TRY IT: Which lines below include "name"? Copy them all.

....

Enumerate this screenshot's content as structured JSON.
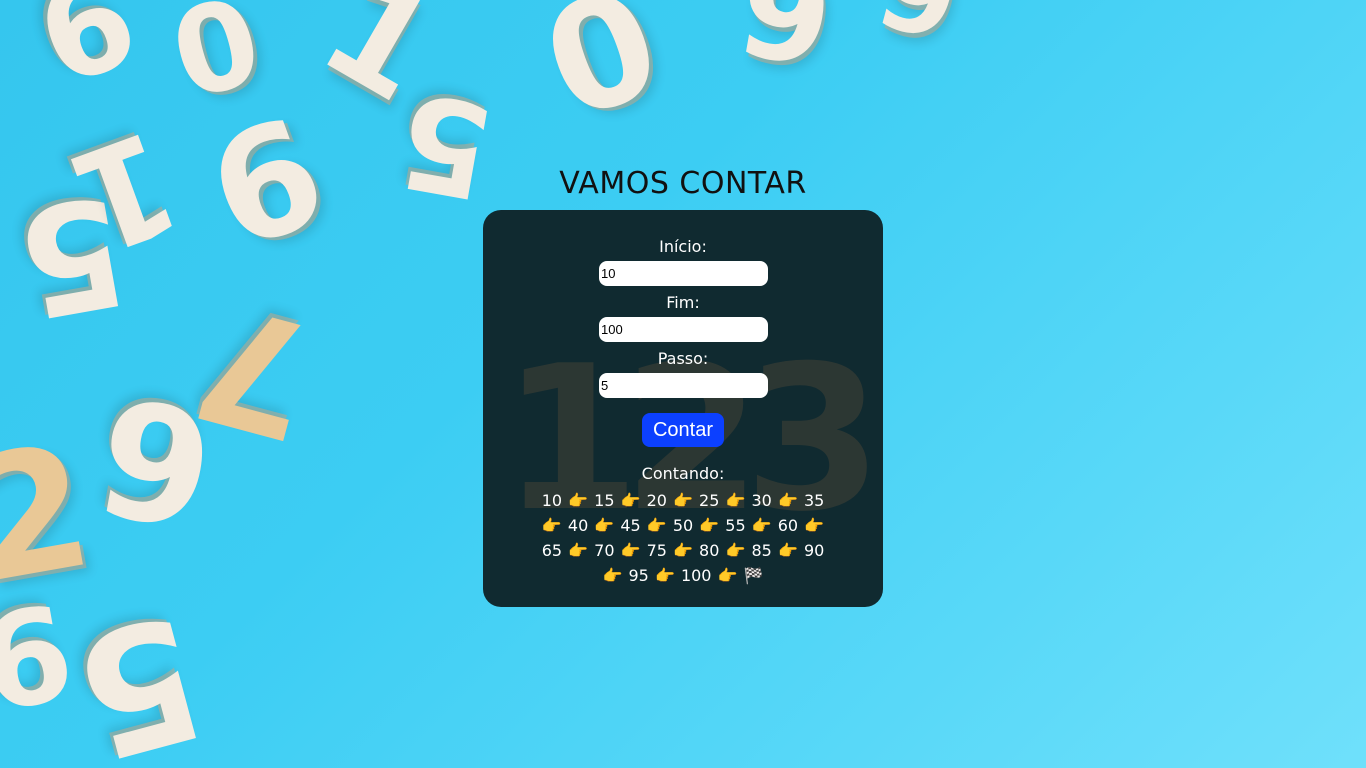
{
  "background": {
    "digits": [
      "9",
      "0",
      "1",
      "5",
      "0",
      "9",
      "9",
      "5",
      "6",
      "1",
      "6",
      "7",
      "2",
      "9",
      "5"
    ]
  },
  "page": {
    "title": "VAMOS CONTAR"
  },
  "panel": {
    "watermark": "123"
  },
  "form": {
    "inicio_label": "Início:",
    "inicio_value": "10",
    "fim_label": "Fim:",
    "fim_value": "100",
    "passo_label": "Passo:",
    "passo_value": "5",
    "button_label": "Contar"
  },
  "result": {
    "label": "Contando:",
    "sequence": "10 👉 15 👉 20 👉 25 👉 30 👉 35 👉 40 👉 45 👉 50 👉 55 👉 60 👉 65 👉 70 👉 75 👉 80 👉 85 👉 90 👉 95 👉 100 👉 🏁"
  },
  "colors": {
    "background": "#3ccdf3",
    "panel": "#102a30",
    "button": "#0c40ff",
    "text_light": "#ffffff",
    "title": "#111111"
  }
}
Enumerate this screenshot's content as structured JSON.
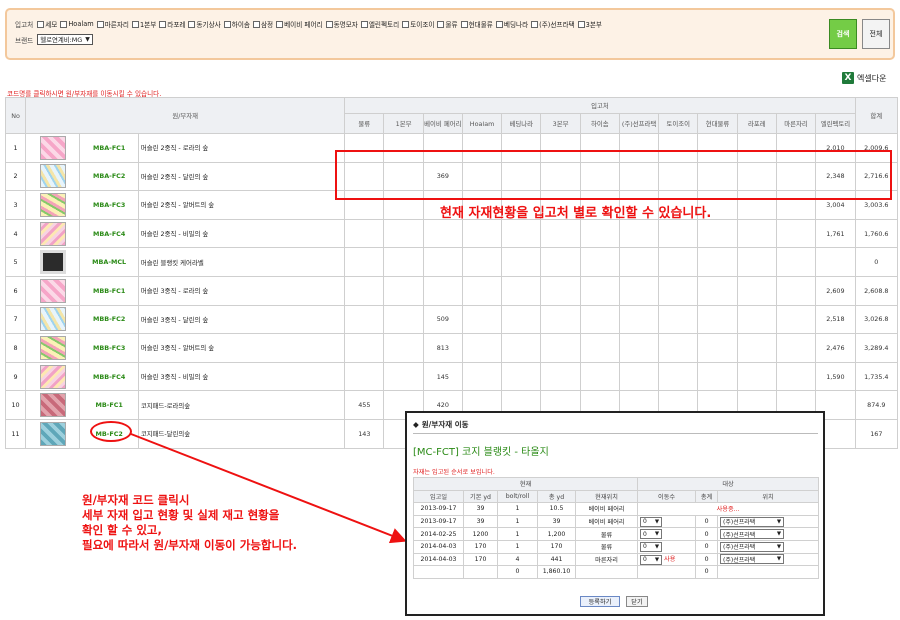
{
  "filter": {
    "supplier_label": "입고처",
    "suppliers": [
      "세모",
      "Hoalam",
      "마른자리",
      "1본부",
      "라포레",
      "동기상사",
      "하이솜",
      "삼정",
      "베이비 페어리",
      "동명모자",
      "엘린펙토리",
      "토이조이",
      "물류",
      "현대물류",
      "베딩나라",
      "(주)선프라택",
      "3본부"
    ],
    "brand_label": "브랜드",
    "brand_value": "헬로연계비:MG",
    "search_label": "검색",
    "all_label": "전체"
  },
  "excel_label": "엑셀다운",
  "notice": "코드명를 클릭하시면 원/부자재를 이동시킬 수 있습니다.",
  "table": {
    "col_no": "No",
    "col_material": "원/부자재",
    "col_supplier_group": "입고처",
    "col_total": "합계",
    "suppliers": [
      "물류",
      "1본부",
      "베이비 페어리",
      "Hoalam",
      "베딩나라",
      "3본부",
      "하이솜",
      "(주)선프라택",
      "토이조이",
      "현대물류",
      "라포레",
      "마른자리",
      "엘린펙토리"
    ],
    "rows": [
      {
        "no": "1",
        "code": "MBA-FC1",
        "name": "머슬린 2중직 - 로라의 숲",
        "thumb": "pink",
        "vals": [
          "",
          "",
          "",
          "",
          "",
          "",
          "",
          "",
          "",
          "",
          "",
          "",
          "2,010"
        ],
        "total": "2,009.6"
      },
      {
        "no": "2",
        "code": "MBA-FC2",
        "name": "머슬린 2중직 - 달린의 숲",
        "thumb": "white",
        "vals": [
          "",
          "",
          "369",
          "",
          "",
          "",
          "",
          "",
          "",
          "",
          "",
          "",
          "2,348"
        ],
        "total": "2,716.6"
      },
      {
        "no": "3",
        "code": "MBA-FC3",
        "name": "머슬린 2중직 - 알버트의 숲",
        "thumb": "yellow",
        "vals": [
          "",
          "",
          "",
          "",
          "",
          "",
          "",
          "",
          "",
          "",
          "",
          "",
          "3,004"
        ],
        "total": "3,003.6"
      },
      {
        "no": "4",
        "code": "MBA-FC4",
        "name": "머슬린 2중직 - 비밀의 숲",
        "thumb": "pink2",
        "vals": [
          "",
          "",
          "",
          "",
          "",
          "",
          "",
          "",
          "",
          "",
          "",
          "",
          "1,761"
        ],
        "total": "1,760.6"
      },
      {
        "no": "5",
        "code": "MBA-MCL",
        "name": "머슬린 블랭킷 케어라벨",
        "thumb": "label",
        "vals": [
          "",
          "",
          "",
          "",
          "",
          "",
          "",
          "",
          "",
          "",
          "",
          "",
          ""
        ],
        "total": "0"
      },
      {
        "no": "6",
        "code": "MBB-FC1",
        "name": "머슬린 3중직 - 로라의 숲",
        "thumb": "pink",
        "vals": [
          "",
          "",
          "",
          "",
          "",
          "",
          "",
          "",
          "",
          "",
          "",
          "",
          "2,609"
        ],
        "total": "2,608.8"
      },
      {
        "no": "7",
        "code": "MBB-FC2",
        "name": "머슬린 3중직 - 달린의 숲",
        "thumb": "white",
        "vals": [
          "",
          "",
          "509",
          "",
          "",
          "",
          "",
          "",
          "",
          "",
          "",
          "",
          "2,518"
        ],
        "total": "3,026.8"
      },
      {
        "no": "8",
        "code": "MBB-FC3",
        "name": "머슬린 3중직 - 알버트의 숲",
        "thumb": "yellow",
        "vals": [
          "",
          "",
          "813",
          "",
          "",
          "",
          "",
          "",
          "",
          "",
          "",
          "",
          "2,476"
        ],
        "total": "3,289.4"
      },
      {
        "no": "9",
        "code": "MBB-FC4",
        "name": "머슬린 3중직 - 비밀의 숲",
        "thumb": "pink2",
        "vals": [
          "",
          "",
          "145",
          "",
          "",
          "",
          "",
          "",
          "",
          "",
          "",
          "",
          "1,590"
        ],
        "total": "1,735.4"
      },
      {
        "no": "10",
        "code": "MB-FC1",
        "name": "코지패드-로라의숲",
        "thumb": "pink3",
        "vals": [
          "455",
          "",
          "420",
          "",
          "",
          "",
          "",
          "",
          "",
          "",
          "",
          "",
          ""
        ],
        "total": "874.9"
      },
      {
        "no": "11",
        "code": "MB-FC2",
        "name": "코지패드-달린의숲",
        "thumb": "teal",
        "vals": [
          "143",
          "",
          "",
          "",
          "",
          "",
          "",
          "",
          "",
          "",
          "",
          "",
          ""
        ],
        "total": "167"
      }
    ]
  },
  "annotation_top": "현재 자재현황을 입고처 별로 확인할 수 있습니다.",
  "annotation_left": [
    "원/부자재 코드 클릭시",
    "세부 자재 입고 현황 및 실제 재고 현황을",
    "확인 할 수 있고,",
    "필요에 따라서 원/부자재 이동이 가능합니다."
  ],
  "popup": {
    "title": "원/부자재 이동",
    "product": "[MC-FCT] 코지 블랭킷 - 타올지",
    "note": "자재는 입고된 순서로 보입니다.",
    "group_current": "현재",
    "group_target": "대상",
    "headers": [
      "입고일",
      "기본 yd",
      "bolt/roll",
      "총 yd",
      "현재위치",
      "이동수",
      "총계",
      "위치"
    ],
    "rows": [
      {
        "date": "2013-09-17",
        "base": "39",
        "bolt": "1",
        "total": "10.5",
        "loc": "베이비 페어리",
        "mode": "using",
        "using_text": "사용중..."
      },
      {
        "date": "2013-09-17",
        "base": "39",
        "bolt": "1",
        "total": "39",
        "loc": "베이비 페어리",
        "mode": "move",
        "qty": "0",
        "sum": "0",
        "target": "(주)선프라택"
      },
      {
        "date": "2014-02-25",
        "base": "1200",
        "bolt": "1",
        "total": "1,200",
        "loc": "물류",
        "mode": "move",
        "qty": "0",
        "sum": "0",
        "target": "(주)선프라택"
      },
      {
        "date": "2014-04-03",
        "base": "170",
        "bolt": "1",
        "total": "170",
        "loc": "물류",
        "mode": "move",
        "qty": "0",
        "sum": "0",
        "target": "(주)선프라택"
      },
      {
        "date": "2014-04-03",
        "base": "170",
        "bolt": "4",
        "total": "441",
        "loc": "마른자리",
        "mode": "move2",
        "qty": "0",
        "flag": "사용",
        "sum": "0",
        "target": "(주)선프라택"
      }
    ],
    "footer_bolt": "0",
    "footer_total": "1,860.10",
    "footer_sum": "0",
    "register_label": "등록하기",
    "close_label": "닫기"
  },
  "colors": {
    "code_green": "#2a8a16",
    "annotation_red": "#e11111",
    "search_green": "#74cc46"
  }
}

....

RESULT OF THE TASK:
        "name": "머슬린 2중직 - 로라의 숲",
        "name": "머슬린 2중직 - 달린의 숲",
        "name": "머슬린 2중직 - 알버트의 숲",
        "name": "머슬린 2중직 - 비밀의 숲",
        "name": "머슬린 블랭킷 케어라벨",
        "name": "머슬린 3중직 - 로라의 숲",
        "name": "머슬린 3중직 - 달린의 숲",
        "name": "머슬린 3중직 - 알버트의 숲",
        "name": "머슬린 3중직 - 비밀의 숲",
        "name": "코지패드-로라의숲",
        "name": "코지패드-달린의숲",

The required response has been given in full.